Lame duck session was kind of lame
Well, as you may have heard, the final days of the lame duck session are winding down, and not nearly as many bills have been rammed through as I first thought might be the case. Lawmakers,for example, gave up early on plans to slash teacher pensions, and “reform” retiree health care for municipal employees in the state.
That doesn’t mean there has been any kind of progressive awakening in the hearts of the Republicans who control both chambers. Six weeks ago, there was some thought that Democrats might win control of the state house of representatives, or at least make significant gains.
Had that happened, there would have been massive efforts to pass all sorts of things liberals would have found deplorable.
But Democrats gained nothing. The legislature next year will look exactly the same as this year, which means there’s no rush to ram anything through. The legislature just did do one very good thing that was largely overlooked.
They passed State Senator Steve Bieda’s bills that would provide some compensation to those who were wrongly convicted and incarcerated.
We are talking only about people who have been completely exonerated, who lost years of their lives, and were imprisoned for crimes they did not commit. Bieda is a Democrat from Warren, and it is extremely hard for any Democrat to get major legislation through in today’s Republican-dominated Lansing.
But he reached across the aisle and worked hard on this for years.
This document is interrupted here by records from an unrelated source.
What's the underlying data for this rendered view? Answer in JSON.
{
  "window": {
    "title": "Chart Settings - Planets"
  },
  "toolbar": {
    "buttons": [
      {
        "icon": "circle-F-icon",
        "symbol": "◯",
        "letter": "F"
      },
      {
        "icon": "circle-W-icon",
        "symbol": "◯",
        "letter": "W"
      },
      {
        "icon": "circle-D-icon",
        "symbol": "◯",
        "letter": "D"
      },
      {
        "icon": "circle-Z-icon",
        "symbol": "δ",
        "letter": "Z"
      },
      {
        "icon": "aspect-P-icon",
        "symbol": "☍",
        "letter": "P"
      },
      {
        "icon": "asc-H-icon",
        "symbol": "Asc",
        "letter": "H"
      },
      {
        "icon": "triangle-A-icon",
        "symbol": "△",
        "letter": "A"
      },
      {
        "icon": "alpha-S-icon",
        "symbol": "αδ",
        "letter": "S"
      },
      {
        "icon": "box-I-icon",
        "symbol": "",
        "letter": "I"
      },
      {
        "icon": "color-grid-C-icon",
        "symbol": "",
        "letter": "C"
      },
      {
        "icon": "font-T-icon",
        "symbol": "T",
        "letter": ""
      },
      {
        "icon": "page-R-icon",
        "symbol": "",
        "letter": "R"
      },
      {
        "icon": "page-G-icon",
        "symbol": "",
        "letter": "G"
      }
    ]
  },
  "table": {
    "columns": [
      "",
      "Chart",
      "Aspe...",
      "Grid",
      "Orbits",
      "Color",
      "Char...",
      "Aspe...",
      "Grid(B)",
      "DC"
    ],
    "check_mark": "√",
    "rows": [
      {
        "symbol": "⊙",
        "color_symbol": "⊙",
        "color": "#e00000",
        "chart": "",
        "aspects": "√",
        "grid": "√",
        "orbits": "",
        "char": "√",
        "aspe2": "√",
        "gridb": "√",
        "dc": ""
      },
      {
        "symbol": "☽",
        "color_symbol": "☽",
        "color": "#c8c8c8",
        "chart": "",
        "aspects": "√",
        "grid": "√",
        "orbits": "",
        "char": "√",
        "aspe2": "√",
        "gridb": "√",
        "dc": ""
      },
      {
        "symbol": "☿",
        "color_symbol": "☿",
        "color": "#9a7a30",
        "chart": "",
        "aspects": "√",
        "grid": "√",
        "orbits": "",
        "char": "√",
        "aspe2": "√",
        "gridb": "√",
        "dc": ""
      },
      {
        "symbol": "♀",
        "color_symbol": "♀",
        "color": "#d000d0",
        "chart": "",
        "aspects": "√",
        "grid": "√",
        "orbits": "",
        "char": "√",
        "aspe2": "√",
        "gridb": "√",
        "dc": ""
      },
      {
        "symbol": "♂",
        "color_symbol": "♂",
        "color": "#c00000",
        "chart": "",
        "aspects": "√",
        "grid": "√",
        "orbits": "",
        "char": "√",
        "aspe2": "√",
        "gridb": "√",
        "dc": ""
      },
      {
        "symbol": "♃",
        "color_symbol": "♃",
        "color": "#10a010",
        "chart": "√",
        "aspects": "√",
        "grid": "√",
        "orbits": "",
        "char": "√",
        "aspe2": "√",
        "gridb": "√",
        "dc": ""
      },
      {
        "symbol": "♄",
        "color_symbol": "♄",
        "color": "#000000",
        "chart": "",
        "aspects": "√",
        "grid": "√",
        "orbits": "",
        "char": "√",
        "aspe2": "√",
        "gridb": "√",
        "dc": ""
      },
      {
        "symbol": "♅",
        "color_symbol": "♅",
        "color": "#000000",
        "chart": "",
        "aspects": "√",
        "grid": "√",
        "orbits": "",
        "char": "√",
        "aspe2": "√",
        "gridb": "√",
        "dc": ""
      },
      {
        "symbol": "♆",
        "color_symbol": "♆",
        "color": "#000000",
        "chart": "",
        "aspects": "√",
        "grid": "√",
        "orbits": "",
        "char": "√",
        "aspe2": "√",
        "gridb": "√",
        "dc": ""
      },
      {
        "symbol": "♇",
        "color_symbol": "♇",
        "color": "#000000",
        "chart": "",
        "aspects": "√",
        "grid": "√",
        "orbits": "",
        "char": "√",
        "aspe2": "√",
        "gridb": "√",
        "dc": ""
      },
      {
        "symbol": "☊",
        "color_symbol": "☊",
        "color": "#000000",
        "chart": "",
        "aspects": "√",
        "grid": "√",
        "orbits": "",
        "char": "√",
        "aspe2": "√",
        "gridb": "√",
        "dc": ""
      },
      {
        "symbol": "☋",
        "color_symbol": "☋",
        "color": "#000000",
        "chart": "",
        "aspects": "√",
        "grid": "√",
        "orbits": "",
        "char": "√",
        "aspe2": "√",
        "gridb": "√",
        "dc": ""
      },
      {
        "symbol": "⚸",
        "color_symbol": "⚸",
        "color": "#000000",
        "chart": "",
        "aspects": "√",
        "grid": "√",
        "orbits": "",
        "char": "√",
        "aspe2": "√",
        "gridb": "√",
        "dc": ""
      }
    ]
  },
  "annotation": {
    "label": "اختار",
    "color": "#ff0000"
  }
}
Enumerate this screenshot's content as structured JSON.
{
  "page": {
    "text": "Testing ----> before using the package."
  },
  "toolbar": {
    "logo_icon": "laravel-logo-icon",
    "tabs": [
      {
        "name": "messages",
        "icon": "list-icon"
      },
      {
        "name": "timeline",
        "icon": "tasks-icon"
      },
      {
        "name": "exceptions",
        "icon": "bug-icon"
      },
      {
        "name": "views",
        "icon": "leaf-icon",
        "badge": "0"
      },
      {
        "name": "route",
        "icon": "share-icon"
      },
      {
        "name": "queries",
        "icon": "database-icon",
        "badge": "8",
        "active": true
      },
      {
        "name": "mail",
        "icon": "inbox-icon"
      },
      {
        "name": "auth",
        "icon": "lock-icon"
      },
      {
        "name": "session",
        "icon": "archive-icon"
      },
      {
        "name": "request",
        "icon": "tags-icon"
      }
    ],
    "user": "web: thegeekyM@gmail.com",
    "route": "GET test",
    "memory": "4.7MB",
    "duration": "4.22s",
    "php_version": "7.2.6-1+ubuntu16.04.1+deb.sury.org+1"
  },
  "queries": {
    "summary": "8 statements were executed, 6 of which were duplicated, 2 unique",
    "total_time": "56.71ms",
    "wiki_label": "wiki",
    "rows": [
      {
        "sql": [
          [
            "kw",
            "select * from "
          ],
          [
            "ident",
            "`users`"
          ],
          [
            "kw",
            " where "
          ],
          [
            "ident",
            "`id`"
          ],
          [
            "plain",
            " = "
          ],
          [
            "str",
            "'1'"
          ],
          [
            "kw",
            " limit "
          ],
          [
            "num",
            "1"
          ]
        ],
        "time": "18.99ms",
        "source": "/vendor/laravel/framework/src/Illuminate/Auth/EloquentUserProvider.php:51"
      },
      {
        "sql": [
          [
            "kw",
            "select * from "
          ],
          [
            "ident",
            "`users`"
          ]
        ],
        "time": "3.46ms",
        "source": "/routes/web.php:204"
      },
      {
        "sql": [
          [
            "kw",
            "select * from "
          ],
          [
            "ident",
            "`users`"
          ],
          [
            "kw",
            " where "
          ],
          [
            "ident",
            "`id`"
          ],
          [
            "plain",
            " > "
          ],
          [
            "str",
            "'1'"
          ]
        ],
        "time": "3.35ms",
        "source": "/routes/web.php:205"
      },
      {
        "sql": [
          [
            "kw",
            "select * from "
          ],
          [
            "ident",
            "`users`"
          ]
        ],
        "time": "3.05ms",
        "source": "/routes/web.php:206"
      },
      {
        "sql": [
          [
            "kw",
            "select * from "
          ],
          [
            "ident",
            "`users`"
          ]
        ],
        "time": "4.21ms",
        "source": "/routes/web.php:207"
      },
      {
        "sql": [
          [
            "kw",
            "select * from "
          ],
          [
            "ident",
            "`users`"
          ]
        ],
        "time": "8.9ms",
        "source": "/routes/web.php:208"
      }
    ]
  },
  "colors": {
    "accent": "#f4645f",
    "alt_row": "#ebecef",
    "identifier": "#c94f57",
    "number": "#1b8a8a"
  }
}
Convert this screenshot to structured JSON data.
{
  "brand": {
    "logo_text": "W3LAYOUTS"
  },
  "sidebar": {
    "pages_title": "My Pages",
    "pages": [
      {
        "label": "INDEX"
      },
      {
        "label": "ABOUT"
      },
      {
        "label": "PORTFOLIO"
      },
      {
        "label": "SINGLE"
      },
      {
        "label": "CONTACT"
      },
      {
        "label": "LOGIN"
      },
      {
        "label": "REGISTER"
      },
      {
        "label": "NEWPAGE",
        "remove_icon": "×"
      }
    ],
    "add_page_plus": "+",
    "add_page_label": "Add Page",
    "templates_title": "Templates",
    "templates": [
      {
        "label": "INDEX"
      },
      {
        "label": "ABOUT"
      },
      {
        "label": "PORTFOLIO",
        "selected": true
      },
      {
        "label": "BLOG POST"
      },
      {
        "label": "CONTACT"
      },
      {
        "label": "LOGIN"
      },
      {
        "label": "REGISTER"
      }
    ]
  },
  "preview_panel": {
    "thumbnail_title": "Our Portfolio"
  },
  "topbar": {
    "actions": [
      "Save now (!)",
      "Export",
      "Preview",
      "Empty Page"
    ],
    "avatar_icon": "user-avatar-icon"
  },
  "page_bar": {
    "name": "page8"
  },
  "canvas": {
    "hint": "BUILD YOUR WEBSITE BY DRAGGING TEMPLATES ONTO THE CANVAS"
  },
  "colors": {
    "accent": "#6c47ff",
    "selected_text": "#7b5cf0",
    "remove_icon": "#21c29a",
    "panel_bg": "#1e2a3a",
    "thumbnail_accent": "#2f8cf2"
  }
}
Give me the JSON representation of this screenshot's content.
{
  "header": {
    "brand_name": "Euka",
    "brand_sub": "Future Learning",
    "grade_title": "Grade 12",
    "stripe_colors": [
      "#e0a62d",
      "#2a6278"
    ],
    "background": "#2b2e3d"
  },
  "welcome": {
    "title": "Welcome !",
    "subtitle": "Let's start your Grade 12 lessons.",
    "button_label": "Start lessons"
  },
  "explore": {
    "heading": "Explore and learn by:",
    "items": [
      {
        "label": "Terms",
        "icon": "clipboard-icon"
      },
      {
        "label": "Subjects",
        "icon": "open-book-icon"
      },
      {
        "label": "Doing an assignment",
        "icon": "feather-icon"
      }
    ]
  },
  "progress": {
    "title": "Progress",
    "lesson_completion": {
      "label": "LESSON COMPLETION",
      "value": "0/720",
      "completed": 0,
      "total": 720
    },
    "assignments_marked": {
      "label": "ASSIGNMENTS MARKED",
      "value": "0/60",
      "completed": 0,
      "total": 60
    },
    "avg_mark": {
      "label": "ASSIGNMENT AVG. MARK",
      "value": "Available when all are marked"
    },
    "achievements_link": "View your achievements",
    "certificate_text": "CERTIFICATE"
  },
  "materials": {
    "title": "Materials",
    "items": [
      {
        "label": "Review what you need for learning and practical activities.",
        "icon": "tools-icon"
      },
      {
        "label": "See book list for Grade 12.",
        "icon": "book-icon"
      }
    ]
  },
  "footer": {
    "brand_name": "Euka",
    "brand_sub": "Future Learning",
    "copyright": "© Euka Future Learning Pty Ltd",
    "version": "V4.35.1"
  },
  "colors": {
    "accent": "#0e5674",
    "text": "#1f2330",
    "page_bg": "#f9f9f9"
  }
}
He deserves a bill signing ceremony, and congratulations from anyone who cares about justice.
There’s another bill that ought to pass, a bipartisan parole reform bill, sponsored by Republican State Representative Kurt Heise of Plymouth. The Safe and Smart Parole Reform bill would save the state
$75 million dollars a year, by providing for the earlier release of non-violent convicts who have served their minimum sentences and are at low risk of reoffending.
The bill has passed the house, and should have sailed through the senate. But it is stalled, in large part because some politicians think they can gain political capital and show how tough on crime they are by demanding we lock up everyone as long as possible.
That’s especially true if they are planning to run for governor.
Finally, I learned something else yesterday I didn’t know. The commission responsible for the State Capitol Building approved the setting up of three holiday religious symbols on the Capitol grounds. They include a traditional Nativity scene, one from the Church of the Flying Spaghetti Monster, and something called a Snaketivity scene.
I knew about the Flying Spaghetti Monster, the favorite deity of snarky college students everywhere. But I wasn’t familiar with Snaketivity. As I should have known, this has to do with Satanism. Their display consists of a spooky black cross with satanic symbols, a red snake, and a slogan in Gothic letters saying “The greatest gift is knowledge.”
Legally, every religion has the same rights under our constitution. But I have to confess that I wish we could find a way to gently rule all this inappropriate on Capitol grounds.
I prefer my statehouses adorned with grass and flowers in season, and Civil War cannon all year long. And if that makes me a reactionary, well, just remember:
You heard it here first.
Jack Lessenberry is Michigan Radio’s Senior Political Analyst. Views expressed in his essays are his own and do not necessarily reflect those of Michigan Radio, its management or the station licensee, The University of Michigan.